Back in 2004 Camden Council published a planning brief for what is now King’s Cross Central aka N1C. Permeability through the site was stressed in that brief as being vital. Things haven’t worked out that way with a key east/west route across the immediate rear of the station having been missed out. Neither Argent, the King’s Cross Central development company, nor Network Rail built the route and it remains to this day conspicuous by its’ absence.
In 2008 a local campaign began to open up this east/west route as a pedestrian and cycle bridge across the tracks. The campaign hoped to persuade Network Rail to take action whilst refurbishing the station. This would have cost a tiny percentage of their refurbishment budget. Network Rail refused and produced a feasibility study to show the bridge could not be built. The feasibility study however looked at a different bridge altogether so it was a shame that Network Rail used it as evidence that an amenity the community desperately wanted could not go ahead.
In 2012 a Planning Act Section 106 requirement on Argent to house the western section of the bridge came to an end. Still no bridge.
Then Google purchased the swathe of land behind the station through which the bridge should have passed. The community again called for the much needed bridge to be built but to no avail. This year Google released the plan for their new King’s Cross building on the site. The community was stunned by the unimaginative building.

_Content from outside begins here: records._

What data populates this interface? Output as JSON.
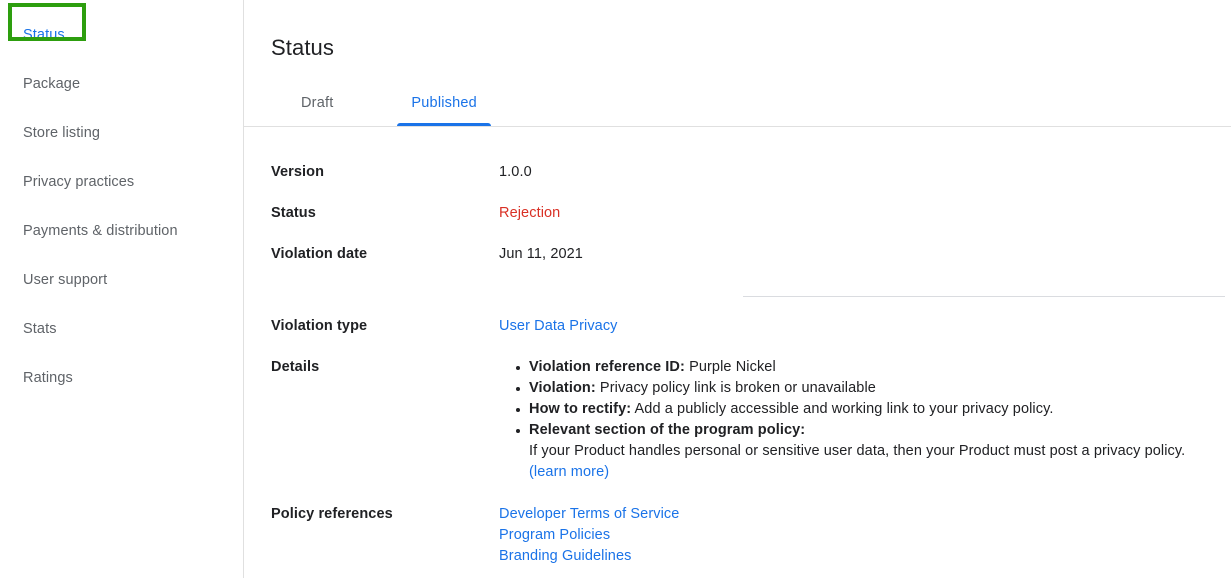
{
  "sidebar": {
    "items": [
      {
        "label": "Status",
        "active": true
      },
      {
        "label": "Package",
        "active": false
      },
      {
        "label": "Store listing",
        "active": false
      },
      {
        "label": "Privacy practices",
        "active": false
      },
      {
        "label": "Payments & distribution",
        "active": false
      },
      {
        "label": "User support",
        "active": false
      },
      {
        "label": "Stats",
        "active": false
      },
      {
        "label": "Ratings",
        "active": false
      }
    ],
    "annotation_color": "#2d9e0e"
  },
  "main": {
    "title": "Status",
    "tabs": [
      {
        "label": "Draft",
        "active": false
      },
      {
        "label": "Published",
        "active": true
      }
    ],
    "active_tab_color": "#1a73e8",
    "fields": {
      "version_label": "Version",
      "version_value": "1.0.0",
      "status_label": "Status",
      "status_value": "Rejection",
      "status_color": "#d93025",
      "violation_date_label": "Violation date",
      "violation_date_value": "Jun 11, 2021",
      "violation_type_label": "Violation type",
      "violation_type_value": "User Data Privacy",
      "details_label": "Details",
      "policy_references_label": "Policy references"
    },
    "details": [
      {
        "term": "Violation reference ID:",
        "text": " Purple Nickel"
      },
      {
        "term": "Violation:",
        "text": " Privacy policy link is broken or unavailable"
      },
      {
        "term": "How to rectify:",
        "text": " Add a publicly accessible and working link to your privacy policy."
      },
      {
        "term": "Relevant section of the program policy:",
        "text": ""
      }
    ],
    "details_subtext": "If your Product handles personal or sensitive user data, then your Product must post a privacy policy.",
    "details_learn_more": "(learn more)",
    "policy_references": [
      "Developer Terms of Service",
      "Program Policies",
      "Branding Guidelines"
    ]
  }
}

Now Google has taken the brave decision to redesign their new building to make it more ambitious. The community is again calling for the east/west route to be reinstated for pedestrians and cyclists and you can read more about the #googlebridgekx campaign here.